China’s growing assertiveness on territorial questions over the last few years has seen Malaysia attempt to counter this behavior through various means without direct confrontation. For instance, in 2009, Malaysia and Vietnam presented a joint submission to the UN Commission on the Limits of the Continental Shelf (CLCS) in 2009, which Beijing still objected to vociferously and called “illegal and invalid” (China Daily, May 9, 2009). In the unprecedented case when ASEAN failed to issue a joint communiqué in July because some members did not want to include references to the South China Sea (some allege at China’s request), Malaysia firmly said in private that not referring to the disputes was “totally unacceptable” [1]. Malaysian leaders also have stressed repeatedly the importance of a united ASEAN in standing up to China on the South China Sea question, and they have on more than one occasion urged Washington privately to pay greater attention to the issue [2]. They also have stressed to Beijing privately the importance of working towards a code of conduct in the South China Sea and supporting ASEAN integration, including at the 2nd Annual Strategic Consultation between the two sides in August this year (Malaysian Embassy in China, August 27).  They also have balanced that, however, by stating they will not allow this to disrupt the overall relationship. As Najib succinctly put it in his keynote speech at the Shangri-La Dialogue last year, “while I remain fully committed to the common ASEAN position in terms of our engagement with China on the South China Sea, I am equally determined to ensure that our bilateral relationship remains unaffected” [3].

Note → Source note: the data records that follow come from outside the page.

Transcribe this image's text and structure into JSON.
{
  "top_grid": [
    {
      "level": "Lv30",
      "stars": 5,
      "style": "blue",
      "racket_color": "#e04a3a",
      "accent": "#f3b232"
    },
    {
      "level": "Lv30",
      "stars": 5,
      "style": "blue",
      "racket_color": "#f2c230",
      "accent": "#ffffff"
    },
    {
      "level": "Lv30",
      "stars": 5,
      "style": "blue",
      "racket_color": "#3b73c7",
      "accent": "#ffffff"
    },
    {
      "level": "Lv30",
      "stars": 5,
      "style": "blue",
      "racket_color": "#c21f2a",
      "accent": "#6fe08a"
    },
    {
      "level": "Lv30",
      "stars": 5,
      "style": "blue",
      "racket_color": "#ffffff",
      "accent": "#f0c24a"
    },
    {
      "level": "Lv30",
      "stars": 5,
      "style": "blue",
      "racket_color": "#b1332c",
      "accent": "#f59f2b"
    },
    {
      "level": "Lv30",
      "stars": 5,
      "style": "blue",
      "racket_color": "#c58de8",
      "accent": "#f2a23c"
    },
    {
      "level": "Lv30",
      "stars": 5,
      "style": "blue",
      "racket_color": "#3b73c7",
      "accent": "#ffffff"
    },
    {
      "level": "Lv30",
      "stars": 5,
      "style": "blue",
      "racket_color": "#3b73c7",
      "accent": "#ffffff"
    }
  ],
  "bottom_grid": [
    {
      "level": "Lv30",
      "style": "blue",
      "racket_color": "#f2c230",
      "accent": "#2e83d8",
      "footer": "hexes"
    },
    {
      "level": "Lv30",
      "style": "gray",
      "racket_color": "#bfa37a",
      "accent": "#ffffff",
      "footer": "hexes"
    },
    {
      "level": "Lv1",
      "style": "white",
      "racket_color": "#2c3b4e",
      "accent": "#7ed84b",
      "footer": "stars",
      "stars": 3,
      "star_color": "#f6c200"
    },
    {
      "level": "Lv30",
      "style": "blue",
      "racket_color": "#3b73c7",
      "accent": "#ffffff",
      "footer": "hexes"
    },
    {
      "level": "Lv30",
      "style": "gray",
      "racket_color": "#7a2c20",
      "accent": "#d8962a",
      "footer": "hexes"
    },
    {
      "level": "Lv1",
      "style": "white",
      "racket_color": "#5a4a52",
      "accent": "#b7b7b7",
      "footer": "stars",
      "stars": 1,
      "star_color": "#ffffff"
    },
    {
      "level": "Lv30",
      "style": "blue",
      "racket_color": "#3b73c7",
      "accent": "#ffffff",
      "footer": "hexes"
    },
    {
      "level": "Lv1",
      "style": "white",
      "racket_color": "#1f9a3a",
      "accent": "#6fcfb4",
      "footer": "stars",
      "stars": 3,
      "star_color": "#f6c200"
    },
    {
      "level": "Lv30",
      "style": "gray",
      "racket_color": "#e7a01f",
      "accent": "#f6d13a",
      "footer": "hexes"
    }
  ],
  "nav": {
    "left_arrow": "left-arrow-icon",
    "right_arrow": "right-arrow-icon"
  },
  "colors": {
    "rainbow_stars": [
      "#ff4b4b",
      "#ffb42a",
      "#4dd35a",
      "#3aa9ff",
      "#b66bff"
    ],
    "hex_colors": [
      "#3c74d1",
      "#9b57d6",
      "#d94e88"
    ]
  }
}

While Najib has managed to walk this tightrope in Sino-Malaysian relations quite well thus far, it is a risky and delicate balance that could be disrupted by several factors in the future. A deterioration of relations between the United States and China could place Kuala Lumpur in the awkward position of being in the middle of a great power rivalry or, worse, having to pick sides. China’s rising military might and growing economic influence in Malaysia may cause Beijing to overplay its hand and try to impinge on the autonomy Kuala Lumpur craves. Although the United States continues to assure its Asian partners that it will continue to have a strong and sustained presence in the Asia-Pacific despite concerns about China’s rise abroad and America’s economic woes at home, any sign that this commitment is waning—whether perceived or real—may undermine Malaysia’s faith in Washington as a critical balancer in its hedging strategy. At home, Najib’s party also faces elections before April next year in which a clear victory is hardly assured, which could have profound effects on domestic stability and policy continuity. Until its tried and true hedging strategy fails, however, Malaysia will continue to utilize it, reaping the benefits of cooperation with China now but always with a wary eye towards the future.


  1. Carlyle Thayer, “ASEAN’S Code of Conduct in the South China Sea: A Litmus Test for Community-Building?” The Asia-Pacific Journal, Vol. 10, Issue 34, August 20, 2012, available online
  2. John Lee, “Malaysia Punching Above Its Weight and Finally Hitting the Target,” Southeast Asian Affairs, 2011, pp. 158–170.
  3. Prime Minister Najib Tun Razak, Keynote Address at the Shangri-La Dialogue, Singapore, June 3, 2011, available online